### Exercise:
The response should consist of the records, reproduced exactly.

### Supplied material:

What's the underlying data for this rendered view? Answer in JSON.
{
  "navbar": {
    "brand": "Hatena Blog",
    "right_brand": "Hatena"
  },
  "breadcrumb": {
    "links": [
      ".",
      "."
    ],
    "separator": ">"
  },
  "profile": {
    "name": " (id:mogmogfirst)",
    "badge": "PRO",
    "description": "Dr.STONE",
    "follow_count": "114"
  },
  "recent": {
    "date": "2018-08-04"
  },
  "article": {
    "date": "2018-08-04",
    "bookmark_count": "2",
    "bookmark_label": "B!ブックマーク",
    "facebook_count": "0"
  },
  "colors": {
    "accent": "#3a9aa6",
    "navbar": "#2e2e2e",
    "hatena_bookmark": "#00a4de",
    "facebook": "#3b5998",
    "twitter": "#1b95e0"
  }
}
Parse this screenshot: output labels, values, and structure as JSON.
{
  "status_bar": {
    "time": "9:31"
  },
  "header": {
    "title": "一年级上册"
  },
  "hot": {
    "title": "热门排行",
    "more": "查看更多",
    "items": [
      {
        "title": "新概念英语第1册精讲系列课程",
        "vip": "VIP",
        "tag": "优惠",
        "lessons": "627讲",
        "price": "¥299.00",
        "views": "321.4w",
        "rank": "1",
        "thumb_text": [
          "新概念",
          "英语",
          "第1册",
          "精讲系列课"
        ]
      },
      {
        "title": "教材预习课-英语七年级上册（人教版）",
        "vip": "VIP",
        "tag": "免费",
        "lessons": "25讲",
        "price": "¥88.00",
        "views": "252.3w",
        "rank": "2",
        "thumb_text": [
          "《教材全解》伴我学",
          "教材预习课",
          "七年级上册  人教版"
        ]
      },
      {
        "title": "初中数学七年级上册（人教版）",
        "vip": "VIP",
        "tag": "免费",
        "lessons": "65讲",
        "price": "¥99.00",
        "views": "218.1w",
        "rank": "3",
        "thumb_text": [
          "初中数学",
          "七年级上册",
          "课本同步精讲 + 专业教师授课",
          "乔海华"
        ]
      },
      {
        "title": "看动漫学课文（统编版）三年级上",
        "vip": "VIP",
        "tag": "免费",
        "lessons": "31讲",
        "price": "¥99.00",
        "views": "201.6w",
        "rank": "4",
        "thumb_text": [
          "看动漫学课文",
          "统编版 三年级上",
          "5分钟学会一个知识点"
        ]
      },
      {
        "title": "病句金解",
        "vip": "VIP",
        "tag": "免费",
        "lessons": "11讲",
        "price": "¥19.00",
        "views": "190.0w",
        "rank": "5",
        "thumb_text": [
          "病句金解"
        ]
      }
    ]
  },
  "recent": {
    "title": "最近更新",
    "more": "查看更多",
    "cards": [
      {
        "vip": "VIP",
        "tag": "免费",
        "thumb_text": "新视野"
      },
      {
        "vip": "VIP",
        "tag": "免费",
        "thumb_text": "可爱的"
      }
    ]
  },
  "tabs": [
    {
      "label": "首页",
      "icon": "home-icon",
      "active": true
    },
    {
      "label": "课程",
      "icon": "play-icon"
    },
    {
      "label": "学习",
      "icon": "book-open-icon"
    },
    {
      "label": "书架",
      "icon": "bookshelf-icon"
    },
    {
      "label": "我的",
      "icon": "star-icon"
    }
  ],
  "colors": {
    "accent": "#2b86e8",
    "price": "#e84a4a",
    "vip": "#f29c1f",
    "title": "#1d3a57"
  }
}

### Result:
What's the underlying data for this rendered view? Answer in JSON.
{
  "navbar": {
    "brand": "Hatena Blog",
    "right_brand": "Hatena"
  },
  "breadcrumb": {
    "links": [
      ".",
      "."
    ],
    "separator": ">"
  },
  "profile": {
    "name": " (id:mogmogfirst)",
    "badge": "PRO",
    "description": "Dr.STONE",
    "follow_count": "114"
  },
  "recent": {
    "date": "2018-08-04"
  },
  "article": {
    "date": "2018-08-04",
    "bookmark_count": "2",
    "bookmark_label": "B!ブックマーク",
    "facebook_count": "0"
  },
  "colors": {
    "accent": "#3a9aa6",
    "navbar": "#2e2e2e",
    "hatena_bookmark": "#00a4de",
    "facebook": "#3b5998",
    "twitter": "#1b95e0"
  }
}
Parse this screenshot: output labels, values, and structure as JSON.
{
  "status_bar": {
    "time": "9:31"
  },
  "header": {
    "title": "一年级上册"
  },
  "hot": {
    "title": "热门排行",
    "more": "查看更多",
    "items": [
      {
        "title": "新概念英语第1册精讲系列课程",
        "vip": "VIP",
        "tag": "优惠",
        "lessons": "627讲",
        "price": "¥299.00",
        "views": "321.4w",
        "rank": "1",
        "thumb_text": [
          "新概念",
          "英语",
          "第1册",
          "精讲系列课"
        ]
      },
      {
        "title": "教材预习课-英语七年级上册（人教版）",
        "vip": "VIP",
        "tag": "免费",
        "lessons": "25讲",
        "price": "¥88.00",
        "views": "252.3w",
        "rank": "2",
        "thumb_text": [
          "《教材全解》伴我学",
          "教材预习课",
          "七年级上册  人教版"
        ]
      },
      {
        "title": "初中数学七年级上册（人教版）",
        "vip": "VIP",
        "tag": "免费",
        "lessons": "65讲",
        "price": "¥99.00",
        "views": "218.1w",
        "rank": "3",
        "thumb_text": [
          "初中数学",
          "七年级上册",
          "课本同步精讲 + 专业教师授课",
          "乔海华"
        ]
      },
      {
        "title": "看动漫学课文（统编版）三年级上",
        "vip": "VIP",
        "tag": "免费",
        "lessons": "31讲",
        "price": "¥99.00",
        "views": "201.6w",
        "rank": "4",
        "thumb_text": [
          "看动漫学课文",
          "统编版 三年级上",
          "5分钟学会一个知识点"
        ]
      },
      {
        "title": "病句金解",
        "vip": "VIP",
        "tag": "免费",
        "lessons": "11讲",
        "price": "¥19.00",
        "views": "190.0w",
        "rank": "5",
        "thumb_text": [
          "病句金解"
        ]
      }
    ]
  },
  "recent": {
    "title": "最近更新",
    "more": "查看更多",
    "cards": [
      {
        "vip": "VIP",
        "tag": "免费",
        "thumb_text": "新视野"
      },
      {
        "vip": "VIP",
        "tag": "免费",
        "thumb_text": "可爱的"
      }
    ]
  },
  "tabs": [
    {
      "label": "首页",
      "icon": "home-icon",
      "active": true
    },
    {
      "label": "课程",
      "icon": "play-icon"
    },
    {
      "label": "学习",
      "icon": "book-open-icon"
    },
    {
      "label": "书架",
      "icon": "bookshelf-icon"
    },
    {
      "label": "我的",
      "icon": "star-icon"
    }
  ],
  "colors": {
    "accent": "#2b86e8",
    "price": "#e84a4a",
    "vip": "#f29c1f",
    "title": "#1d3a57"
  }
}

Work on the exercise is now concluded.